## Exercise prompt
Without leaving out a single line, copy the records exactly.

App and web page records:
※

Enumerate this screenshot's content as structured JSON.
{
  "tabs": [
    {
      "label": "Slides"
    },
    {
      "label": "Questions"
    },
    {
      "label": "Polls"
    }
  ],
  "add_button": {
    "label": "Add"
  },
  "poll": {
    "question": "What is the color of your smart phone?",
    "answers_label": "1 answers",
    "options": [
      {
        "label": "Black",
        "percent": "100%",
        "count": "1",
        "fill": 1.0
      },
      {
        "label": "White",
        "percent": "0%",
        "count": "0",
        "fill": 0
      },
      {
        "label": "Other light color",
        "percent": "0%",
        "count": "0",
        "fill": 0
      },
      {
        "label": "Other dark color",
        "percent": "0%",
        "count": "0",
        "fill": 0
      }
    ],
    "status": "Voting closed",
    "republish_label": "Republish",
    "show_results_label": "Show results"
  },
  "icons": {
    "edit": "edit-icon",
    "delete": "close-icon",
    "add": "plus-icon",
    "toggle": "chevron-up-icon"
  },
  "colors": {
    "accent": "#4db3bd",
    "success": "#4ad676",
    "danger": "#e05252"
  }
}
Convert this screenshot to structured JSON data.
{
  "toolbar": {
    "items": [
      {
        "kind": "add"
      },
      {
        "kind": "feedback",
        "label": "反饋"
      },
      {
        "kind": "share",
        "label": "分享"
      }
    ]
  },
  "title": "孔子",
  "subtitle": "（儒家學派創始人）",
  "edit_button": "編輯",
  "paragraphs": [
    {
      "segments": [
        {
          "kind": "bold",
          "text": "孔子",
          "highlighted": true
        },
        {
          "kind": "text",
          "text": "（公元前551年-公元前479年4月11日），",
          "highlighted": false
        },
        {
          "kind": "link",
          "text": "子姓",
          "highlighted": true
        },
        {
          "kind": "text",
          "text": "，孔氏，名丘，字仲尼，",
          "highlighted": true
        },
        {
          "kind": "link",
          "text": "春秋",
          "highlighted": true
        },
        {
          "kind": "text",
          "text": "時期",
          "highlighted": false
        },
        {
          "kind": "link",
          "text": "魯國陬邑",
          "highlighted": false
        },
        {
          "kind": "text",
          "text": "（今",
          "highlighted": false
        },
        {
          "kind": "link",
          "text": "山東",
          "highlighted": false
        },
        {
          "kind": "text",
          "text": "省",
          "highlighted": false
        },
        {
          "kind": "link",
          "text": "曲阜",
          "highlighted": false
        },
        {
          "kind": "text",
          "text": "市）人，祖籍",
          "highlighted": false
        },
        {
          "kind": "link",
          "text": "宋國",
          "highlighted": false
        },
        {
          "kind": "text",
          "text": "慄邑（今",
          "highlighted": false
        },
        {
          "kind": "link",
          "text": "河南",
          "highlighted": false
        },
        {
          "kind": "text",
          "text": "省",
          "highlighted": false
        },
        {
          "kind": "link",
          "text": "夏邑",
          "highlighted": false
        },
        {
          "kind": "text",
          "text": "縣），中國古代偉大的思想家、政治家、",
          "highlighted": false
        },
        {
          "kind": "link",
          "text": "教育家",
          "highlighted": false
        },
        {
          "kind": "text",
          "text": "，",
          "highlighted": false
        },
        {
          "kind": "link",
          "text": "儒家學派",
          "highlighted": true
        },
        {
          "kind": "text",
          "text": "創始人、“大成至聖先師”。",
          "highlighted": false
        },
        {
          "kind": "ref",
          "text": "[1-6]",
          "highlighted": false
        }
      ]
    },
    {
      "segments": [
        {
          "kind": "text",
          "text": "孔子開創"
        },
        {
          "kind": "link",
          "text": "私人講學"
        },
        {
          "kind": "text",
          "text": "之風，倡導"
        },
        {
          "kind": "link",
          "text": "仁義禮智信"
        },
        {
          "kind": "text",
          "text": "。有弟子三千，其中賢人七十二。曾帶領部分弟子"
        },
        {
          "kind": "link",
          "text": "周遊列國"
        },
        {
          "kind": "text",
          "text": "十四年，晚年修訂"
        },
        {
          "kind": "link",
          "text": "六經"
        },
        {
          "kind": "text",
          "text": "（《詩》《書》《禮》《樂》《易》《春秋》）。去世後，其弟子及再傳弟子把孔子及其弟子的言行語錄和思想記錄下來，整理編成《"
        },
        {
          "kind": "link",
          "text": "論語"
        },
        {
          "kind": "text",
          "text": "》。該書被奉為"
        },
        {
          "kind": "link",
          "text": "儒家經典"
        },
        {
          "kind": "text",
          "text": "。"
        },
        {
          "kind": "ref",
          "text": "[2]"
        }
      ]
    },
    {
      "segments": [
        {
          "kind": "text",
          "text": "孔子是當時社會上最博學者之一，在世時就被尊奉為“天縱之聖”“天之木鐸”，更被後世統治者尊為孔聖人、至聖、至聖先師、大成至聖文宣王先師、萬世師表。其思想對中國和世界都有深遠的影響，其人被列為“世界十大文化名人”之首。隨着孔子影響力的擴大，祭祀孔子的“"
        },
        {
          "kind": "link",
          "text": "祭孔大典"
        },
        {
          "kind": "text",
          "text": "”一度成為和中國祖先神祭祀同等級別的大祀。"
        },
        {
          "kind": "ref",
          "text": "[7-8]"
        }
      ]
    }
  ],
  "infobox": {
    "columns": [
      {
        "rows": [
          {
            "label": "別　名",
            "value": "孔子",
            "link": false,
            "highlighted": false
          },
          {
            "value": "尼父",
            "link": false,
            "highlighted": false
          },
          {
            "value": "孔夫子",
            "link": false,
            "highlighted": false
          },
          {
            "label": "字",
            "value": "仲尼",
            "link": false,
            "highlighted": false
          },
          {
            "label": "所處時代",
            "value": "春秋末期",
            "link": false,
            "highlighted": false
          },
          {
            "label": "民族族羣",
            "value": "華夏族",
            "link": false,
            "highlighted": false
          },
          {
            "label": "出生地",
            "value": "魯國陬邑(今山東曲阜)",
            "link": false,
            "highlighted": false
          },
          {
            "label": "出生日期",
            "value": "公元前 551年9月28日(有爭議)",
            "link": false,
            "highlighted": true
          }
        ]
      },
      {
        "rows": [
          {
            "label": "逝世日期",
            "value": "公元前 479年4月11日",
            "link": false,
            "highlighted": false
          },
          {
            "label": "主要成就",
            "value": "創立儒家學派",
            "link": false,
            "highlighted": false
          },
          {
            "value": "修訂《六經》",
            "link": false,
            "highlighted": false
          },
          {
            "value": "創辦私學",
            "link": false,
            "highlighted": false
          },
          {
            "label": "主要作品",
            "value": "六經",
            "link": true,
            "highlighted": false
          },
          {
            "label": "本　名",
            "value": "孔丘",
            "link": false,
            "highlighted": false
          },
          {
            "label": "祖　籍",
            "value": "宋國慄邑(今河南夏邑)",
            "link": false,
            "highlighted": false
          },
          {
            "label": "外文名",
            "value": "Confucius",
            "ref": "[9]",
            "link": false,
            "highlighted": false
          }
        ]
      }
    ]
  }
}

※

## Solution to this task
Enumerate this screenshot's content as structured JSON.
{
  "tabs": [
    {
      "label": "Slides"
    },
    {
      "label": "Questions"
    },
    {
      "label": "Polls"
    }
  ],
  "add_button": {
    "label": "Add"
  },
  "poll": {
    "question": "What is the color of your smart phone?",
    "answers_label": "1 answers",
    "options": [
      {
        "label": "Black",
        "percent": "100%",
        "count": "1",
        "fill": 1.0
      },
      {
        "label": "White",
        "percent": "0%",
        "count": "0",
        "fill": 0
      },
      {
        "label": "Other light color",
        "percent": "0%",
        "count": "0",
        "fill": 0
      },
      {
        "label": "Other dark color",
        "percent": "0%",
        "count": "0",
        "fill": 0
      }
    ],
    "status": "Voting closed",
    "republish_label": "Republish",
    "show_results_label": "Show results"
  },
  "icons": {
    "edit": "edit-icon",
    "delete": "close-icon",
    "add": "plus-icon",
    "toggle": "chevron-up-icon"
  },
  "colors": {
    "accent": "#4db3bd",
    "success": "#4ad676",
    "danger": "#e05252"
  }
}
Convert this screenshot to structured JSON data.
{
  "toolbar": {
    "items": [
      {
        "kind": "add"
      },
      {
        "kind": "feedback",
        "label": "反饋"
      },
      {
        "kind": "share",
        "label": "分享"
      }
    ]
  },
  "title": "孔子",
  "subtitle": "（儒家學派創始人）",
  "edit_button": "編輯",
  "paragraphs": [
    {
      "segments": [
        {
          "kind": "bold",
          "text": "孔子",
          "highlighted": true
        },
        {
          "kind": "text",
          "text": "（公元前551年-公元前479年4月11日），",
          "highlighted": false
        },
        {
          "kind": "link",
          "text": "子姓",
          "highlighted": true
        },
        {
          "kind": "text",
          "text": "，孔氏，名丘，字仲尼，",
          "highlighted": true
        },
        {
          "kind": "link",
          "text": "春秋",
          "highlighted": true
        },
        {
          "kind": "text",
          "text": "時期",
          "highlighted": false
        },
        {
          "kind": "link",
          "text": "魯國陬邑",
          "highlighted": false
        },
        {
          "kind": "text",
          "text": "（今",
          "highlighted": false
        },
        {
          "kind": "link",
          "text": "山東",
          "highlighted": false
        },
        {
          "kind": "text",
          "text": "省",
          "highlighted": false
        },
        {
          "kind": "link",
          "text": "曲阜",
          "highlighted": false
        },
        {
          "kind": "text",
          "text": "市）人，祖籍",
          "highlighted": false
        },
        {
          "kind": "link",
          "text": "宋國",
          "highlighted": false
        },
        {
          "kind": "text",
          "text": "慄邑（今",
          "highlighted": false
        },
        {
          "kind": "link",
          "text": "河南",
          "highlighted": false
        },
        {
          "kind": "text",
          "text": "省",
          "highlighted": false
        },
        {
          "kind": "link",
          "text": "夏邑",
          "highlighted": false
        },
        {
          "kind": "text",
          "text": "縣），中國古代偉大的思想家、政治家、",
          "highlighted": false
        },
        {
          "kind": "link",
          "text": "教育家",
          "highlighted": false
        },
        {
          "kind": "text",
          "text": "，",
          "highlighted": false
        },
        {
          "kind": "link",
          "text": "儒家學派",
          "highlighted": true
        },
        {
          "kind": "text",
          "text": "創始人、“大成至聖先師”。",
          "highlighted": false
        },
        {
          "kind": "ref",
          "text": "[1-6]",
          "highlighted": false
        }
      ]
    },
    {
      "segments": [
        {
          "kind": "text",
          "text": "孔子開創"
        },
        {
          "kind": "link",
          "text": "私人講學"
        },
        {
          "kind": "text",
          "text": "之風，倡導"
        },
        {
          "kind": "link",
          "text": "仁義禮智信"
        },
        {
          "kind": "text",
          "text": "。有弟子三千，其中賢人七十二。曾帶領部分弟子"
        },
        {
          "kind": "link",
          "text": "周遊列國"
        },
        {
          "kind": "text",
          "text": "十四年，晚年修訂"
        },
        {
          "kind": "link",
          "text": "六經"
        },
        {
          "kind": "text",
          "text": "（《詩》《書》《禮》《樂》《易》《春秋》）。去世後，其弟子及再傳弟子把孔子及其弟子的言行語錄和思想記錄下來，整理編成《"
        },
        {
          "kind": "link",
          "text": "論語"
        },
        {
          "kind": "text",
          "text": "》。該書被奉為"
        },
        {
          "kind": "link",
          "text": "儒家經典"
        },
        {
          "kind": "text",
          "text": "。"
        },
        {
          "kind": "ref",
          "text": "[2]"
        }
      ]
    },
    {
      "segments": [
        {
          "kind": "text",
          "text": "孔子是當時社會上最博學者之一，在世時就被尊奉為“天縱之聖”“天之木鐸”，更被後世統治者尊為孔聖人、至聖、至聖先師、大成至聖文宣王先師、萬世師表。其思想對中國和世界都有深遠的影響，其人被列為“世界十大文化名人”之首。隨着孔子影響力的擴大，祭祀孔子的“"
        },
        {
          "kind": "link",
          "text": "祭孔大典"
        },
        {
          "kind": "text",
          "text": "”一度成為和中國祖先神祭祀同等級別的大祀。"
        },
        {
          "kind": "ref",
          "text": "[7-8]"
        }
      ]
    }
  ],
  "infobox": {
    "columns": [
      {
        "rows": [
          {
            "label": "別　名",
            "value": "孔子",
            "link": false,
            "highlighted": false
          },
          {
            "value": "尼父",
            "link": false,
            "highlighted": false
          },
          {
            "value": "孔夫子",
            "link": false,
            "highlighted": false
          },
          {
            "label": "字",
            "value": "仲尼",
            "link": false,
            "highlighted": false
          },
          {
            "label": "所處時代",
            "value": "春秋末期",
            "link": false,
            "highlighted": false
          },
          {
            "label": "民族族羣",
            "value": "華夏族",
            "link": false,
            "highlighted": false
          },
          {
            "label": "出生地",
            "value": "魯國陬邑(今山東曲阜)",
            "link": false,
            "highlighted": false
          },
          {
            "label": "出生日期",
            "value": "公元前 551年9月28日(有爭議)",
            "link": false,
            "highlighted": true
          }
        ]
      },
      {
        "rows": [
          {
            "label": "逝世日期",
            "value": "公元前 479年4月11日",
            "link": false,
            "highlighted": false
          },
          {
            "label": "主要成就",
            "value": "創立儒家學派",
            "link": false,
            "highlighted": false
          },
          {
            "value": "修訂《六經》",
            "link": false,
            "highlighted": false
          },
          {
            "value": "創辦私學",
            "link": false,
            "highlighted": false
          },
          {
            "label": "主要作品",
            "value": "六經",
            "link": true,
            "highlighted": false
          },
          {
            "label": "本　名",
            "value": "孔丘",
            "link": false,
            "highlighted": false
          },
          {
            "label": "祖　籍",
            "value": "宋國慄邑(今河南夏邑)",
            "link": false,
            "highlighted": false
          },
          {
            "label": "外文名",
            "value": "Confucius",
            "ref": "[9]",
            "link": false,
            "highlighted": false
          }
        ]
      }
    ]
  }
}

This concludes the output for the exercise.